**Action item**
Using the records below, give the number of lines where the word "Data" appears, with no further output.

··········

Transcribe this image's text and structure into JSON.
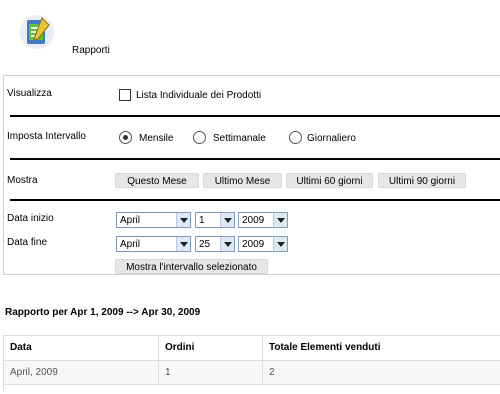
{
  "header": {
    "title": "Rapporti",
    "icon": "report-document-icon"
  },
  "filters": {
    "view_label": "Visualizza",
    "view_checkbox_label": "Lista Individuale dei Prodotti",
    "view_checkbox_checked": false,
    "interval_label": "Imposta Intervallo",
    "interval_options": [
      {
        "label": "Mensile",
        "checked": true
      },
      {
        "label": "Settimanale",
        "checked": false
      },
      {
        "label": "Giornaliero",
        "checked": false
      }
    ],
    "show_label": "Mostra",
    "show_buttons": [
      "Questo Mese",
      "Ultimo Mese",
      "Ultimi 60 giorni",
      "Ultimi 90 giorni"
    ],
    "start_label": "Data inizio",
    "start": {
      "month": "April",
      "day": "1",
      "year": "2009"
    },
    "end_label": "Data fine",
    "end": {
      "month": "April",
      "day": "25",
      "year": "2009"
    },
    "apply_button": "Mostra l'intervallo selezionato"
  },
  "report": {
    "title": "Rapporto per Apr 1, 2009 --> Apr 30, 2009",
    "columns": [
      "Data",
      "Ordini",
      "Totale Elementi venduti"
    ],
    "rows": [
      [
        "April, 2009",
        "1",
        "2"
      ]
    ]
  }
}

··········

**Solution**
3